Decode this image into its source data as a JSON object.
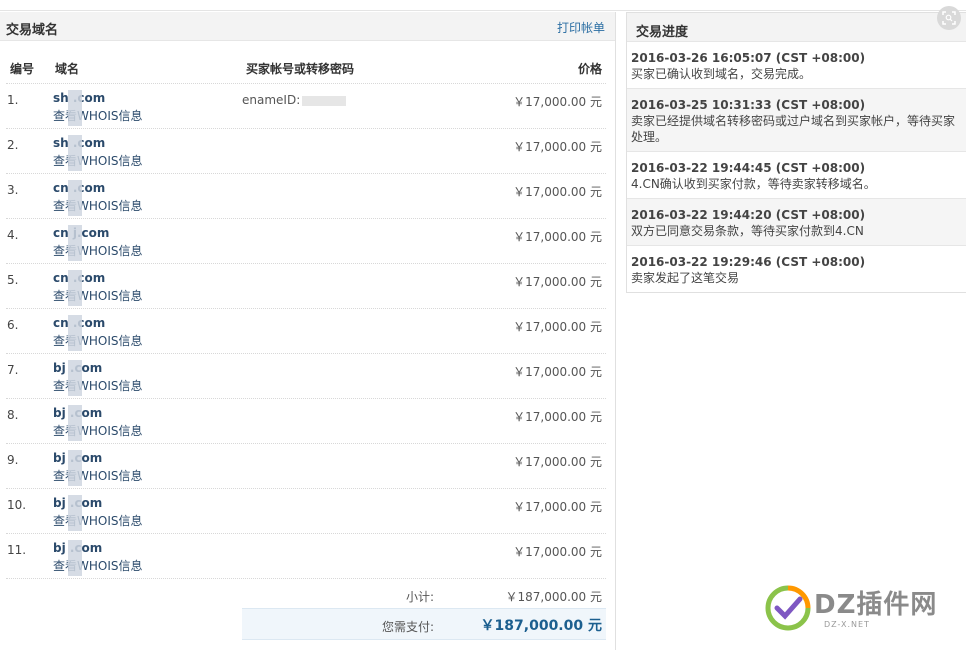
{
  "domains_panel": {
    "title": "交易域名",
    "print_label": "打印帐单",
    "headers": {
      "no": "编号",
      "domain": "域名",
      "code": "买家帐号或转移密码",
      "price": "价格"
    },
    "rows": [
      {
        "no": "1.",
        "domain": "sh   .com",
        "whois": "查看WHOIS信息",
        "code": "enameID:",
        "price": "￥17,000.00 元"
      },
      {
        "no": "2.",
        "domain": "sh   .com",
        "whois": "查看WHOIS信息",
        "code": "",
        "price": "￥17,000.00 元"
      },
      {
        "no": "3.",
        "domain": "cn   .com",
        "whois": "查看WHOIS信息",
        "code": "",
        "price": "￥17,000.00 元"
      },
      {
        "no": "4.",
        "domain": "cn   j.com",
        "whois": "查看WHOIS信息",
        "code": "",
        "price": "￥17,000.00 元"
      },
      {
        "no": "5.",
        "domain": "cn   .com",
        "whois": "查看WHOIS信息",
        "code": "",
        "price": "￥17,000.00 元"
      },
      {
        "no": "6.",
        "domain": "cn   .com",
        "whois": "查看WHOIS信息",
        "code": "",
        "price": "￥17,000.00 元"
      },
      {
        "no": "7.",
        "domain": "bj   .com",
        "whois": "查看WHOIS信息",
        "code": "",
        "price": "￥17,000.00 元"
      },
      {
        "no": "8.",
        "domain": "bj   .com",
        "whois": "查看WHOIS信息",
        "code": "",
        "price": "￥17,000.00 元"
      },
      {
        "no": "9.",
        "domain": "bj   .com",
        "whois": "查看WHOIS信息",
        "code": "",
        "price": "￥17,000.00 元"
      },
      {
        "no": "10.",
        "domain": "bj   .com",
        "whois": "查看WHOIS信息",
        "code": "",
        "price": "￥17,000.00 元"
      },
      {
        "no": "11.",
        "domain": "bj   .com",
        "whois": "查看WHOIS信息",
        "code": "",
        "price": "￥17,000.00 元"
      }
    ],
    "subtotal_label": "小计:",
    "subtotal_value": "￥187,000.00 元",
    "pay_label": "您需支付:",
    "pay_value": "￥187,000.00 元"
  },
  "progress_panel": {
    "title": "交易进度",
    "events": [
      {
        "time": "2016-03-26 16:05:07 (CST +08:00)",
        "text": "买家已确认收到域名，交易完成。"
      },
      {
        "time": "2016-03-25 10:31:33 (CST +08:00)",
        "text": "卖家已经提供域名转移密码或过户域名到买家帐户，等待买家处理。"
      },
      {
        "time": "2016-03-22 19:44:45 (CST +08:00)",
        "text": "4.CN确认收到买家付款，等待卖家转移域名。"
      },
      {
        "time": "2016-03-22 19:44:20 (CST +08:00)",
        "text": "双方已同意交易条款，等待买家付款到4.CN"
      },
      {
        "time": "2016-03-22 19:29:46 (CST +08:00)",
        "text": "卖家发起了这笔交易"
      }
    ]
  },
  "watermark": {
    "name": "DZ插件网",
    "url": "DZ-X.NET"
  },
  "icons": {
    "zoom": "zoom-fit-icon",
    "logo": "dz-logo-icon"
  },
  "colors": {
    "link": "#2b6ea3",
    "domain_text": "#2b4a6b",
    "pay_total": "#1c5f8f"
  }
}
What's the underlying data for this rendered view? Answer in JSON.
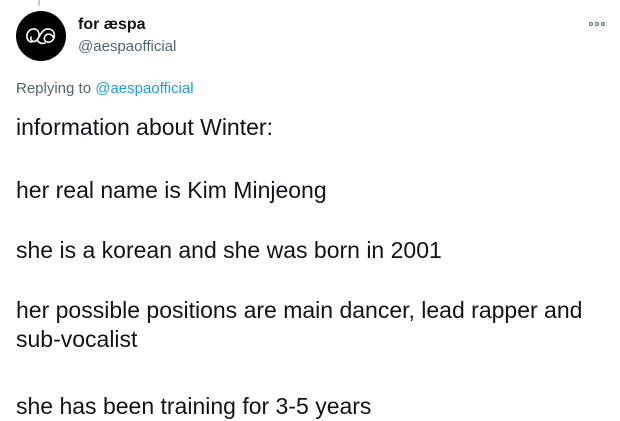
{
  "tweet": {
    "display_name": "for æspa",
    "handle": "@aespaofficial",
    "avatar_icon": "aespa-logo-icon",
    "more_icon": "more-options-icon",
    "replying_prefix": "Replying to ",
    "replying_to": "@aespaofficial",
    "mention_color": "#1d9bf0",
    "paragraphs": [
      "information about Winter:",
      "her real name is Kim Minjeong",
      "she is a korean and she was born in 2001",
      "her possible positions are main dancer, lead rapper and sub-vocalist",
      "she has been training for 3-5 years"
    ]
  }
}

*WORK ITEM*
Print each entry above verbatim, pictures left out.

*OUTPUT OF THE TASK*
Decode this image into its source data as a JSON object.
{
  "domains_panel": {
    "title": "交易域名",
    "print_label": "打印帐单",
    "headers": {
      "no": "编号",
      "domain": "域名",
      "code": "买家帐号或转移密码",
      "price": "价格"
    },
    "rows": [
      {
        "no": "1.",
        "domain": "sh   .com",
        "whois": "查看WHOIS信息",
        "code": "enameID:",
        "price": "￥17,000.00 元"
      },
      {
        "no": "2.",
        "domain": "sh   .com",
        "whois": "查看WHOIS信息",
        "code": "",
        "price": "￥17,000.00 元"
      },
      {
        "no": "3.",
        "domain": "cn   .com",
        "whois": "查看WHOIS信息",
        "code": "",
        "price": "￥17,000.00 元"
      },
      {
        "no": "4.",
        "domain": "cn   j.com",
        "whois": "查看WHOIS信息",
        "code": "",
        "price": "￥17,000.00 元"
      },
      {
        "no": "5.",
        "domain": "cn   .com",
        "whois": "查看WHOIS信息",
        "code": "",
        "price": "￥17,000.00 元"
      },
      {
        "no": "6.",
        "domain": "cn   .com",
        "whois": "查看WHOIS信息",
        "code": "",
        "price": "￥17,000.00 元"
      },
      {
        "no": "7.",
        "domain": "bj   .com",
        "whois": "查看WHOIS信息",
        "code": "",
        "price": "￥17,000.00 元"
      },
      {
        "no": "8.",
        "domain": "bj   .com",
        "whois": "查看WHOIS信息",
        "code": "",
        "price": "￥17,000.00 元"
      },
      {
        "no": "9.",
        "domain": "bj   .com",
        "whois": "查看WHOIS信息",
        "code": "",
        "price": "￥17,000.00 元"
      },
      {
        "no": "10.",
        "domain": "bj   .com",
        "whois": "查看WHOIS信息",
        "code": "",
        "price": "￥17,000.00 元"
      },
      {
        "no": "11.",
        "domain": "bj   .com",
        "whois": "查看WHOIS信息",
        "code": "",
        "price": "￥17,000.00 元"
      }
    ],
    "subtotal_label": "小计:",
    "subtotal_value": "￥187,000.00 元",
    "pay_label": "您需支付:",
    "pay_value": "￥187,000.00 元"
  },
  "progress_panel": {
    "title": "交易进度",
    "events": [
      {
        "time": "2016-03-26 16:05:07 (CST +08:00)",
        "text": "买家已确认收到域名，交易完成。"
      },
      {
        "time": "2016-03-25 10:31:33 (CST +08:00)",
        "text": "卖家已经提供域名转移密码或过户域名到买家帐户，等待买家处理。"
      },
      {
        "time": "2016-03-22 19:44:45 (CST +08:00)",
        "text": "4.CN确认收到买家付款，等待卖家转移域名。"
      },
      {
        "time": "2016-03-22 19:44:20 (CST +08:00)",
        "text": "双方已同意交易条款，等待买家付款到4.CN"
      },
      {
        "time": "2016-03-22 19:29:46 (CST +08:00)",
        "text": "卖家发起了这笔交易"
      }
    ]
  },
  "watermark": {
    "name": "DZ插件网",
    "url": "DZ-X.NET"
  },
  "icons": {
    "zoom": "zoom-fit-icon",
    "logo": "dz-logo-icon"
  },
  "colors": {
    "link": "#2b6ea3",
    "domain_text": "#2b4a6b",
    "pay_total": "#1c5f8f"
  }
}
What's the underlying data for this rendered view? Answer in JSON.
{
  "tweet": {
    "display_name": "for æspa",
    "handle": "@aespaofficial",
    "avatar_icon": "aespa-logo-icon",
    "more_icon": "more-options-icon",
    "replying_prefix": "Replying to ",
    "replying_to": "@aespaofficial",
    "mention_color": "#1d9bf0",
    "paragraphs": [
      "information about Winter:",
      "her real name is Kim Minjeong",
      "she is a korean and she was born in 2001",
      "her possible positions are main dancer, lead rapper and sub-vocalist",
      "she has been training for 3-5 years"
    ]
  }
}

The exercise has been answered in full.